Great post! Smiley

Yes, I guess the only reason I even bothered posting on this forum (other than to procrastinate from my work Wink ) is because what I saw in Coptic Orthodox Boy's post is something I seem to see a lot...either stating or wanting to know the most about something we know little about for sure, and adding things we do know about only at the end (and not as the main focus). I guess my other concern is that there does seem to be too much of a focus, among many, about beliefs of the soul, etc., that early christianity may very well have inherited from the Greek culture. The more I think about this, the more I'm amazed at how very little there can appear to be between the purported Christian view and popular religion. For many people, the idea that we have these wispy, bodiless souls that continue after we die, and are thrown into heaven or hell (or places similar), is tied to your belief in God, but really, I could have been a pagan Greek in 100 B.C. and believed essentially the same thing w/o believing in (one) God. When reading the scriptures, or reading early church fathers, the ENTIRE focus when discussing life after death is our resurrection (and not in some philosophical way...but in the real way like Christ was resurrected! see 1 Cor. 15). This is what the prophets described, this is what Christ and His apostles preached. So I try to focus on this, too. Smiley

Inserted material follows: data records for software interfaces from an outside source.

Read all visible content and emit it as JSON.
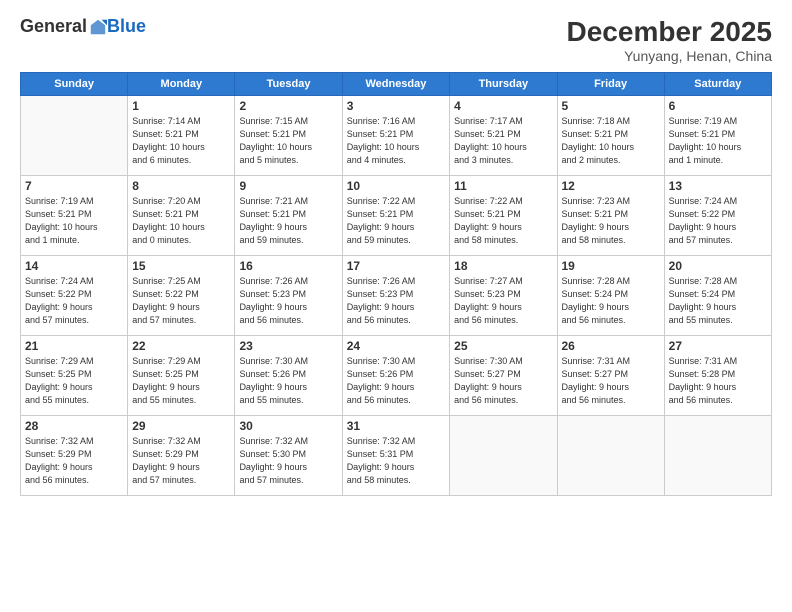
{
  "header": {
    "logo_general": "General",
    "logo_blue": "Blue",
    "month_title": "December 2025",
    "location": "Yunyang, Henan, China"
  },
  "days_of_week": [
    "Sunday",
    "Monday",
    "Tuesday",
    "Wednesday",
    "Thursday",
    "Friday",
    "Saturday"
  ],
  "weeks": [
    [
      {
        "day": "",
        "info": ""
      },
      {
        "day": "1",
        "info": "Sunrise: 7:14 AM\nSunset: 5:21 PM\nDaylight: 10 hours\nand 6 minutes."
      },
      {
        "day": "2",
        "info": "Sunrise: 7:15 AM\nSunset: 5:21 PM\nDaylight: 10 hours\nand 5 minutes."
      },
      {
        "day": "3",
        "info": "Sunrise: 7:16 AM\nSunset: 5:21 PM\nDaylight: 10 hours\nand 4 minutes."
      },
      {
        "day": "4",
        "info": "Sunrise: 7:17 AM\nSunset: 5:21 PM\nDaylight: 10 hours\nand 3 minutes."
      },
      {
        "day": "5",
        "info": "Sunrise: 7:18 AM\nSunset: 5:21 PM\nDaylight: 10 hours\nand 2 minutes."
      },
      {
        "day": "6",
        "info": "Sunrise: 7:19 AM\nSunset: 5:21 PM\nDaylight: 10 hours\nand 1 minute."
      }
    ],
    [
      {
        "day": "7",
        "info": "Sunrise: 7:19 AM\nSunset: 5:21 PM\nDaylight: 10 hours\nand 1 minute."
      },
      {
        "day": "8",
        "info": "Sunrise: 7:20 AM\nSunset: 5:21 PM\nDaylight: 10 hours\nand 0 minutes."
      },
      {
        "day": "9",
        "info": "Sunrise: 7:21 AM\nSunset: 5:21 PM\nDaylight: 9 hours\nand 59 minutes."
      },
      {
        "day": "10",
        "info": "Sunrise: 7:22 AM\nSunset: 5:21 PM\nDaylight: 9 hours\nand 59 minutes."
      },
      {
        "day": "11",
        "info": "Sunrise: 7:22 AM\nSunset: 5:21 PM\nDaylight: 9 hours\nand 58 minutes."
      },
      {
        "day": "12",
        "info": "Sunrise: 7:23 AM\nSunset: 5:21 PM\nDaylight: 9 hours\nand 58 minutes."
      },
      {
        "day": "13",
        "info": "Sunrise: 7:24 AM\nSunset: 5:22 PM\nDaylight: 9 hours\nand 57 minutes."
      }
    ],
    [
      {
        "day": "14",
        "info": "Sunrise: 7:24 AM\nSunset: 5:22 PM\nDaylight: 9 hours\nand 57 minutes."
      },
      {
        "day": "15",
        "info": "Sunrise: 7:25 AM\nSunset: 5:22 PM\nDaylight: 9 hours\nand 57 minutes."
      },
      {
        "day": "16",
        "info": "Sunrise: 7:26 AM\nSunset: 5:23 PM\nDaylight: 9 hours\nand 56 minutes."
      },
      {
        "day": "17",
        "info": "Sunrise: 7:26 AM\nSunset: 5:23 PM\nDaylight: 9 hours\nand 56 minutes."
      },
      {
        "day": "18",
        "info": "Sunrise: 7:27 AM\nSunset: 5:23 PM\nDaylight: 9 hours\nand 56 minutes."
      },
      {
        "day": "19",
        "info": "Sunrise: 7:28 AM\nSunset: 5:24 PM\nDaylight: 9 hours\nand 56 minutes."
      },
      {
        "day": "20",
        "info": "Sunrise: 7:28 AM\nSunset: 5:24 PM\nDaylight: 9 hours\nand 55 minutes."
      }
    ],
    [
      {
        "day": "21",
        "info": "Sunrise: 7:29 AM\nSunset: 5:25 PM\nDaylight: 9 hours\nand 55 minutes."
      },
      {
        "day": "22",
        "info": "Sunrise: 7:29 AM\nSunset: 5:25 PM\nDaylight: 9 hours\nand 55 minutes."
      },
      {
        "day": "23",
        "info": "Sunrise: 7:30 AM\nSunset: 5:26 PM\nDaylight: 9 hours\nand 55 minutes."
      },
      {
        "day": "24",
        "info": "Sunrise: 7:30 AM\nSunset: 5:26 PM\nDaylight: 9 hours\nand 56 minutes."
      },
      {
        "day": "25",
        "info": "Sunrise: 7:30 AM\nSunset: 5:27 PM\nDaylight: 9 hours\nand 56 minutes."
      },
      {
        "day": "26",
        "info": "Sunrise: 7:31 AM\nSunset: 5:27 PM\nDaylight: 9 hours\nand 56 minutes."
      },
      {
        "day": "27",
        "info": "Sunrise: 7:31 AM\nSunset: 5:28 PM\nDaylight: 9 hours\nand 56 minutes."
      }
    ],
    [
      {
        "day": "28",
        "info": "Sunrise: 7:32 AM\nSunset: 5:29 PM\nDaylight: 9 hours\nand 56 minutes."
      },
      {
        "day": "29",
        "info": "Sunrise: 7:32 AM\nSunset: 5:29 PM\nDaylight: 9 hours\nand 57 minutes."
      },
      {
        "day": "30",
        "info": "Sunrise: 7:32 AM\nSunset: 5:30 PM\nDaylight: 9 hours\nand 57 minutes."
      },
      {
        "day": "31",
        "info": "Sunrise: 7:32 AM\nSunset: 5:31 PM\nDaylight: 9 hours\nand 58 minutes."
      },
      {
        "day": "",
        "info": ""
      },
      {
        "day": "",
        "info": ""
      },
      {
        "day": "",
        "info": ""
      }
    ]
  ]
}
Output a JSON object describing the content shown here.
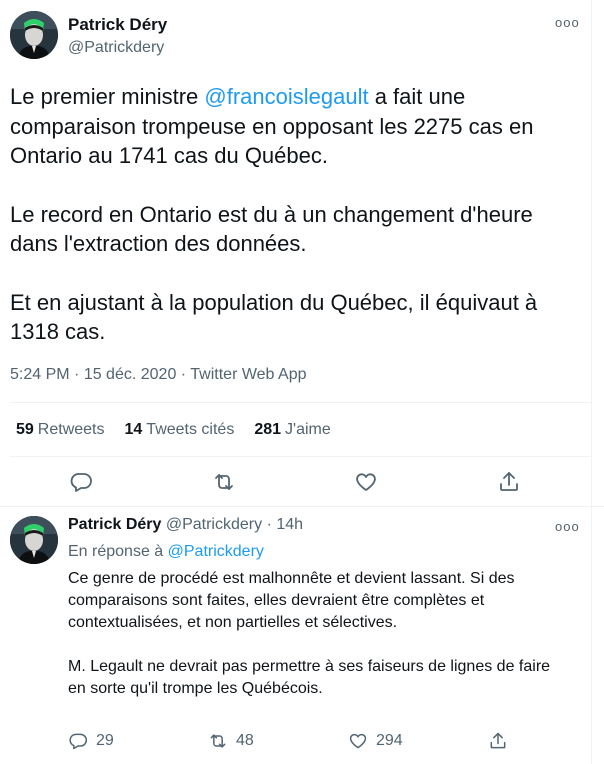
{
  "main_tweet": {
    "author_name": "Patrick Déry",
    "author_handle": "@Patrickdery",
    "more_label": "ooo",
    "paragraph1_before": "Le premier ministre ",
    "paragraph1_mention": "@francoislegault",
    "paragraph1_after": " a fait une comparaison trompeuse en opposant les 2275 cas en Ontario au 1741 cas du Québec.",
    "paragraph2": "Le record en Ontario est du à un changement d'heure dans l'extraction des données.",
    "paragraph3": "Et en ajustant à la population du Québec, il équivaut à 1318 cas.",
    "time": "5:24 PM",
    "date": "15 déc. 2020",
    "source": "Twitter Web App",
    "separator": " · ",
    "retweets_count": "59",
    "retweets_label": "Retweets",
    "quotes_count": "14",
    "quotes_label": "Tweets cités",
    "likes_count": "281",
    "likes_label": "J'aime"
  },
  "reply_tweet": {
    "author_name": "Patrick Déry",
    "author_handle": "@Patrickdery",
    "time_ago": "· 14h",
    "more_label": "ooo",
    "reply_prefix": "En réponse à ",
    "reply_mention": "@Patrickdery",
    "paragraph1": "Ce genre de procédé est malhonnête et devient lassant. Si des comparaisons sont faites, elles devraient être complètes et contextualisées, et non partielles et sélectives.",
    "paragraph2": "M. Legault ne devrait pas permettre à ses faiseurs de lignes de faire en sorte qu'il trompe les Québécois.",
    "reply_count": "29",
    "retweet_count": "48",
    "like_count": "294"
  },
  "colors": {
    "accent": "#1d9bf0",
    "secondary_text": "#536471",
    "primary_text": "#0f1419"
  },
  "icons": [
    "reply-icon",
    "retweet-icon",
    "like-icon",
    "share-icon",
    "more-icon"
  ]
}
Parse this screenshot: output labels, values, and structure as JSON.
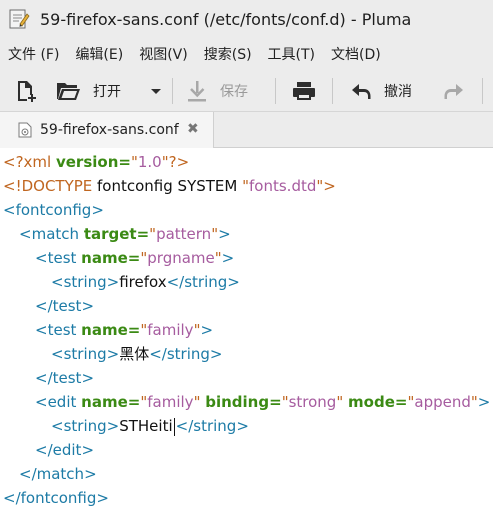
{
  "window": {
    "title": "59-firefox-sans.conf (/etc/fonts/conf.d) - Pluma",
    "app_icon": "text-editor-icon"
  },
  "menu": {
    "items": [
      "文件 (F)",
      "编辑(E)",
      "视图(V)",
      "搜索(S)",
      "工具(T)",
      "文档(D)"
    ]
  },
  "toolbar": {
    "new_icon": "new-document-icon",
    "open_icon": "open-folder-icon",
    "open_label": "打开",
    "open_dropdown_icon": "chevron-down-icon",
    "save_icon": "save-download-icon",
    "save_label": "保存",
    "print_icon": "printer-icon",
    "undo_icon": "undo-icon",
    "undo_label": "撤消",
    "redo_icon": "redo-icon"
  },
  "tabs": [
    {
      "label": "59-firefox-sans.conf",
      "close": "✖",
      "icon": "document-icon"
    }
  ],
  "editor": {
    "lines": [
      {
        "indent": 0,
        "parts": [
          [
            "decl",
            "<?xml "
          ],
          [
            "attr",
            "version"
          ],
          [
            "eq",
            "="
          ],
          [
            "q",
            "\""
          ],
          [
            "val",
            "1.0"
          ],
          [
            "q",
            "\""
          ],
          [
            "decl",
            "?>"
          ]
        ]
      },
      {
        "indent": 0,
        "parts": [
          [
            "dt",
            "<!DOCTYPE "
          ],
          [
            "txt",
            "fontconfig SYSTEM "
          ],
          [
            "q",
            "\""
          ],
          [
            "val",
            "fonts.dtd"
          ],
          [
            "q",
            "\""
          ],
          [
            "dt",
            ">"
          ]
        ]
      },
      {
        "indent": 0,
        "parts": [
          [
            "br",
            "<"
          ],
          [
            "tag",
            "fontconfig"
          ],
          [
            "br",
            ">"
          ]
        ]
      },
      {
        "indent": 1,
        "parts": [
          [
            "br",
            "<"
          ],
          [
            "tag",
            "match"
          ],
          [
            "txt",
            " "
          ],
          [
            "attr",
            "target"
          ],
          [
            "eq",
            "="
          ],
          [
            "q",
            "\""
          ],
          [
            "val",
            "pattern"
          ],
          [
            "q",
            "\""
          ],
          [
            "br",
            ">"
          ]
        ]
      },
      {
        "indent": 2,
        "parts": [
          [
            "br",
            "<"
          ],
          [
            "tag",
            "test"
          ],
          [
            "txt",
            " "
          ],
          [
            "attr",
            "name"
          ],
          [
            "eq",
            "="
          ],
          [
            "q",
            "\""
          ],
          [
            "val",
            "prgname"
          ],
          [
            "q",
            "\""
          ],
          [
            "br",
            ">"
          ]
        ]
      },
      {
        "indent": 3,
        "parts": [
          [
            "br",
            "<"
          ],
          [
            "tag",
            "string"
          ],
          [
            "br",
            ">"
          ],
          [
            "txt",
            "firefox"
          ],
          [
            "br",
            "</"
          ],
          [
            "tag",
            "string"
          ],
          [
            "br",
            ">"
          ]
        ]
      },
      {
        "indent": 2,
        "parts": [
          [
            "br",
            "</"
          ],
          [
            "tag",
            "test"
          ],
          [
            "br",
            ">"
          ]
        ]
      },
      {
        "indent": 2,
        "parts": [
          [
            "br",
            "<"
          ],
          [
            "tag",
            "test"
          ],
          [
            "txt",
            " "
          ],
          [
            "attr",
            "name"
          ],
          [
            "eq",
            "="
          ],
          [
            "q",
            "\""
          ],
          [
            "val",
            "family"
          ],
          [
            "q",
            "\""
          ],
          [
            "br",
            ">"
          ]
        ]
      },
      {
        "indent": 3,
        "parts": [
          [
            "br",
            "<"
          ],
          [
            "tag",
            "string"
          ],
          [
            "br",
            ">"
          ],
          [
            "txt",
            "黑体"
          ],
          [
            "br",
            "</"
          ],
          [
            "tag",
            "string"
          ],
          [
            "br",
            ">"
          ]
        ]
      },
      {
        "indent": 2,
        "parts": [
          [
            "br",
            "</"
          ],
          [
            "tag",
            "test"
          ],
          [
            "br",
            ">"
          ]
        ]
      },
      {
        "indent": 2,
        "parts": [
          [
            "br",
            "<"
          ],
          [
            "tag",
            "edit"
          ],
          [
            "txt",
            " "
          ],
          [
            "attr",
            "name"
          ],
          [
            "eq",
            "="
          ],
          [
            "q",
            "\""
          ],
          [
            "val",
            "family"
          ],
          [
            "q",
            "\""
          ],
          [
            "txt",
            " "
          ],
          [
            "attr",
            "binding"
          ],
          [
            "eq",
            "="
          ],
          [
            "q",
            "\""
          ],
          [
            "val",
            "strong"
          ],
          [
            "q",
            "\""
          ],
          [
            "txt",
            " "
          ],
          [
            "attr",
            "mode"
          ],
          [
            "eq",
            "="
          ],
          [
            "q",
            "\""
          ],
          [
            "val",
            "append"
          ],
          [
            "q",
            "\""
          ],
          [
            "br",
            ">"
          ]
        ]
      },
      {
        "indent": 3,
        "parts": [
          [
            "br",
            "<"
          ],
          [
            "tag",
            "string"
          ],
          [
            "br",
            ">"
          ],
          [
            "txt",
            "STHeiti"
          ],
          [
            "caret",
            ""
          ],
          [
            "br",
            "</"
          ],
          [
            "tag",
            "string"
          ],
          [
            "br",
            ">"
          ]
        ]
      },
      {
        "indent": 2,
        "parts": [
          [
            "br",
            "</"
          ],
          [
            "tag",
            "edit"
          ],
          [
            "br",
            ">"
          ]
        ]
      },
      {
        "indent": 1,
        "parts": [
          [
            "br",
            "</"
          ],
          [
            "tag",
            "match"
          ],
          [
            "br",
            ">"
          ]
        ]
      },
      {
        "indent": 0,
        "parts": [
          [
            "br",
            "</"
          ],
          [
            "tag",
            "fontconfig"
          ],
          [
            "br",
            ">"
          ]
        ]
      }
    ]
  }
}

Logged
Tags: afterlife salvation 
Pages: 1   Go Up
  Print  
 
Jump to:  

Powered by MySQL Powered by PHP Powered by SMF 1.1.18 | SMF © 2013, Simple Machines Valid XHTML 1.0! Valid CSS!
Page created in 0.104 seconds with 47 queries.